Assignment
Lines with "COTXE": pull these out of the listing below.

▬▬▬

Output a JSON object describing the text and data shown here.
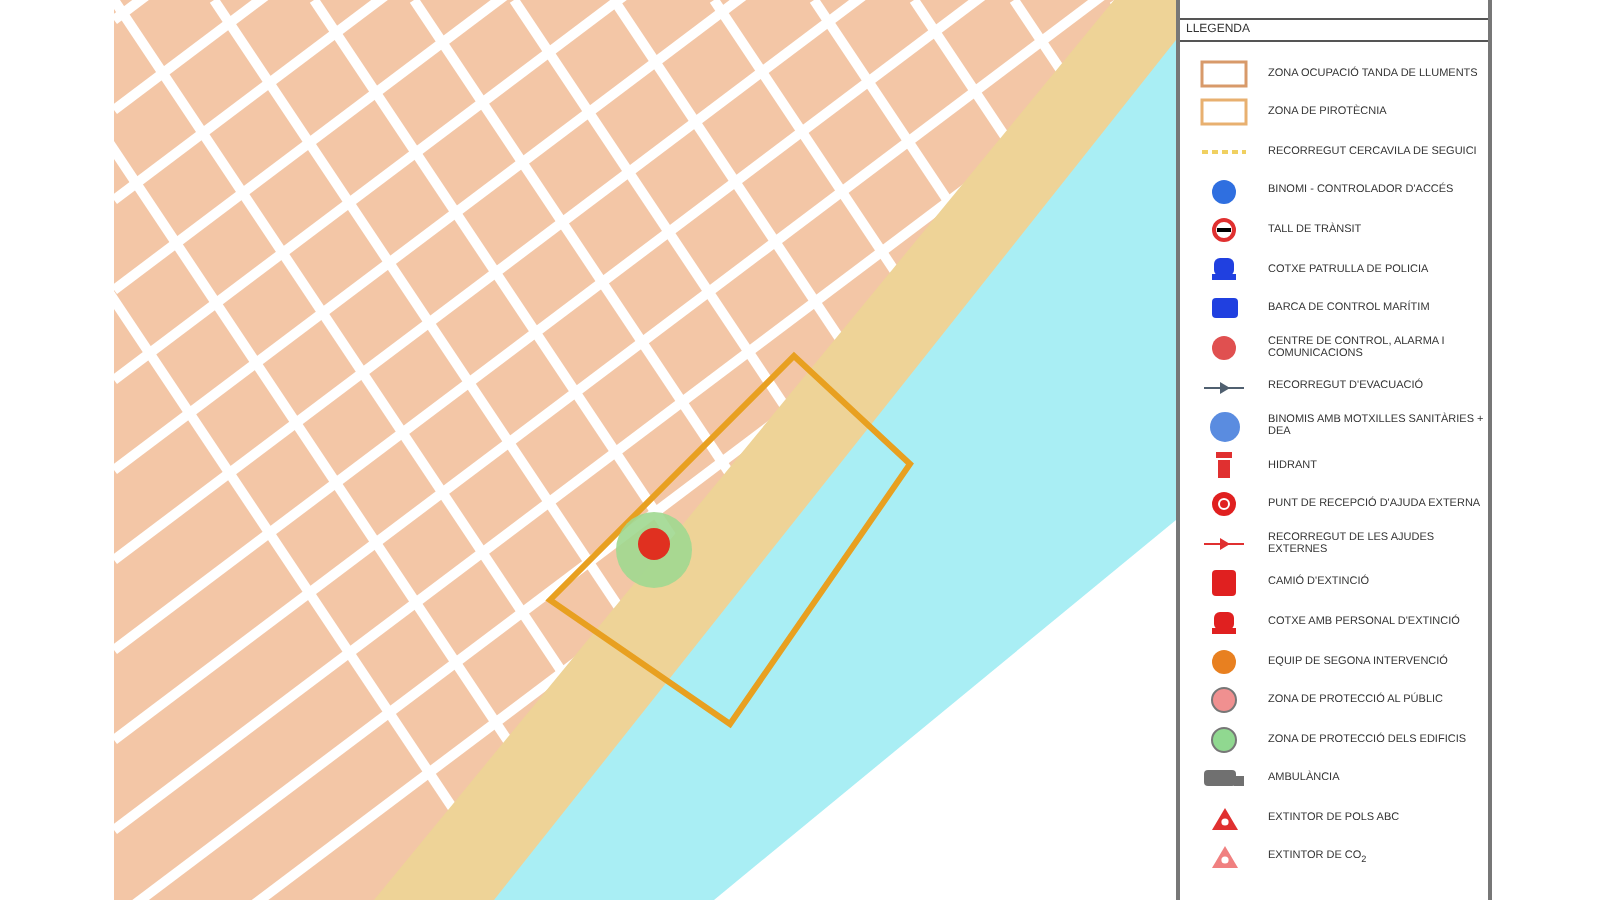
{
  "legend": {
    "title": "LLEGENDA",
    "items": [
      {
        "kind": "zone-rect",
        "color": "#d89a6a",
        "label": "ZONA OCUPACIÓ TANDA DE LLUMENTS"
      },
      {
        "kind": "zone-rect",
        "color": "#e8b070",
        "label": "ZONA DE PIROTÈCNIA"
      },
      {
        "kind": "dashed-line",
        "color": "#f0d060",
        "label": "RECORREGUT CERCAVILA DE SEGUICI"
      },
      {
        "kind": "circle",
        "color": "#2f6fe0",
        "label": "BINOMI - CONTROLADOR D'ACCÉS"
      },
      {
        "kind": "no-entry",
        "color": "#e03030",
        "label": "TALL DE TRÀNSIT"
      },
      {
        "kind": "car",
        "color": "#2040e0",
        "label": "COTXE PATRULLA DE POLICIA"
      },
      {
        "kind": "boat",
        "color": "#2040e0",
        "label": "BARCA DE CONTROL MARÍTIM"
      },
      {
        "kind": "circle",
        "color": "#e05050",
        "label": "CENTRE DE CONTROL, ALARMA I COMUNICACIONS"
      },
      {
        "kind": "arrow-line",
        "color": "#506070",
        "label": "RECORREGUT D'EVACUACIÓ"
      },
      {
        "kind": "big-circle",
        "color": "#5a8ce0",
        "label": "BINOMIS AMB MOTXILLES SANITÀRIES + DEA"
      },
      {
        "kind": "hydrant",
        "color": "#e03030",
        "label": "HIDRANT"
      },
      {
        "kind": "ring",
        "color": "#e02020",
        "label": "PUNT DE RECEPCIÓ D'AJUDA EXTERNA"
      },
      {
        "kind": "arrow-line",
        "color": "#e03030",
        "label": "RECORREGUT DE LES AJUDES EXTERNES"
      },
      {
        "kind": "truck",
        "color": "#e02020",
        "label": "CAMIÓ D'EXTINCIÓ"
      },
      {
        "kind": "car",
        "color": "#e02020",
        "label": "COTXE AMB PERSONAL D'EXTINCIÓ"
      },
      {
        "kind": "circle",
        "color": "#e88020",
        "label": "EQUIP DE SEGONA INTERVENCIÓ"
      },
      {
        "kind": "zone-circle",
        "color": "#f09090",
        "label": "ZONA DE PROTECCIÓ AL PÚBLIC"
      },
      {
        "kind": "zone-circle",
        "color": "#90d890",
        "label": "ZONA DE PROTECCIÓ DELS EDIFICIS"
      },
      {
        "kind": "ambulance",
        "color": "#707070",
        "label": "AMBULÀNCIA"
      },
      {
        "kind": "triangle",
        "color": "#e03030",
        "label": "EXTINTOR DE POLS ABC"
      },
      {
        "kind": "triangle",
        "color": "#f08080",
        "label": "EXTINTOR DE CO$_{2}$"
      }
    ]
  }
}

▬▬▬

Output of the exercise
        "label": "COTXE PATRULLA DE POLICIA"
        "label": "COTXE AMB PERSONAL D'EXTINCIÓ"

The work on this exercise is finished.